    Finally, the comeback of the fleece sweater in the future could also be about this contradiction that disturbed the consciousness of a certain clientele, which was at least partially influenced by sustainability, in the 1920s. Because: Isn't fleece particularly harmful to the environment?

    Back to 2024. It's full of this brushed polyester fabric that loses microfibers with every wash. This is because the fibers are pulled out of the fabric during production. “They are then only loosely tied to the yarn,” says Michael Rauch, who researches and teaches on the properties of textiles at Hof University. “That provides the fluff.” It is irreplaceable for a fleece sweater. This trend piece therefore has two major image problems: polyester and microfibers.
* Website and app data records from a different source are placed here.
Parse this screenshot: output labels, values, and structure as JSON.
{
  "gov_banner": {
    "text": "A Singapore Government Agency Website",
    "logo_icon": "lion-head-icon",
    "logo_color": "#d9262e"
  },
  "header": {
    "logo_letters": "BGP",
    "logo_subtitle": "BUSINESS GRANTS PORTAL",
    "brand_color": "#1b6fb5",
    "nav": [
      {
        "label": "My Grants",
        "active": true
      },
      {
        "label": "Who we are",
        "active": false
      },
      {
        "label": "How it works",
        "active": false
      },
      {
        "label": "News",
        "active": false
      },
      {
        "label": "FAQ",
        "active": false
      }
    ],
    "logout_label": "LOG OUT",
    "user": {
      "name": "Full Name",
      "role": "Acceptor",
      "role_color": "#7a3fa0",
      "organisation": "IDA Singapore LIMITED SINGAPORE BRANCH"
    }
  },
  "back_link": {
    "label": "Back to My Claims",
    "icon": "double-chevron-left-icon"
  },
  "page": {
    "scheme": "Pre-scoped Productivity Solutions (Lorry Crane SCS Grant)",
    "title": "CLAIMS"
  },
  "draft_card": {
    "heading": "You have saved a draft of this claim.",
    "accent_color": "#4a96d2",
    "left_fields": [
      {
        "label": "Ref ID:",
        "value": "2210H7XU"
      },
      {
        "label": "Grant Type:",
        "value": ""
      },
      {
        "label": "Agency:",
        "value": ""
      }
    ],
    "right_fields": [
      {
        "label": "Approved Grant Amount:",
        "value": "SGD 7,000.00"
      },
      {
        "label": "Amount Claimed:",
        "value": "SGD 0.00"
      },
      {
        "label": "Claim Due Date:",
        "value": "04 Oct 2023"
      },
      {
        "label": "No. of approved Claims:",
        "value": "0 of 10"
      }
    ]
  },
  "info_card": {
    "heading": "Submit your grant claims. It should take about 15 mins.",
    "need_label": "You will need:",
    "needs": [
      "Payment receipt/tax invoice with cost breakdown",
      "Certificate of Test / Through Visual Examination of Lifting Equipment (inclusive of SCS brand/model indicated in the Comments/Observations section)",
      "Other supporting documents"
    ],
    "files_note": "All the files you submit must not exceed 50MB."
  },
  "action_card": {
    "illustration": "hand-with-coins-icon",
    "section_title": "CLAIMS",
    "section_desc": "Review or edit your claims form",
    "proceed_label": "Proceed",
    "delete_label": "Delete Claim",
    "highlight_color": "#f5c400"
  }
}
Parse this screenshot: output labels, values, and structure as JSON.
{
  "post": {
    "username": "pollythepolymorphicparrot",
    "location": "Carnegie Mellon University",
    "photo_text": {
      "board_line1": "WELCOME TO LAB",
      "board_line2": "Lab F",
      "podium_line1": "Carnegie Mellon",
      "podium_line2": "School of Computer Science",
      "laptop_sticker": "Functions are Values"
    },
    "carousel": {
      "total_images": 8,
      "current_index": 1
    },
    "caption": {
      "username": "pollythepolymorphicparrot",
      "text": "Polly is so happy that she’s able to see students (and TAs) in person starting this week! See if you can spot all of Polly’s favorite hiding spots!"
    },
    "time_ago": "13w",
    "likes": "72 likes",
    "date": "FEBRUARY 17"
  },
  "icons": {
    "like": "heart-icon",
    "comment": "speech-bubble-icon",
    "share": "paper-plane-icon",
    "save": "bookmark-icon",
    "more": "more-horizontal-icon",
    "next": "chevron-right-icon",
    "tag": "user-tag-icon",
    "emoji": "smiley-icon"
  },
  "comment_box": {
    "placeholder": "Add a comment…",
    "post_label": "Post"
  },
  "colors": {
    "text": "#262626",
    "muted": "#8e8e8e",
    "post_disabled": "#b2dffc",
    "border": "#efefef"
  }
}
    On closer inspection and, above all, in perspective, the fleece sweater is not as bad as its reputation. Kai Nebel from Texoversum at Reutlingen University also deals with textiles; his focus is sustainability and recycling. Anyone who demonizes the polyester in fleece sweaters, which is made from petroleum in refineries, should also look at where the supposedly better cotton, for example for sweatshirts, comes from: “Is it grown in a dry area that has to be heavily irrigated? or is it rain grown?” says Kai Nebel.

    “You can’t compare apples and oranges”

    “Was it mixed with pesticides?” Cotton production requires land and water, so soil salinization, land and water consumption are clear dampeners to sustainability. “You don’t have that with polyester.” From an ecological perspective, other points speak against it: the refineries mentioned, the fact that polyester is not biodegradable. It's just difficult to balance them against each other. “You can’t compare apples and oranges,” says Nebel.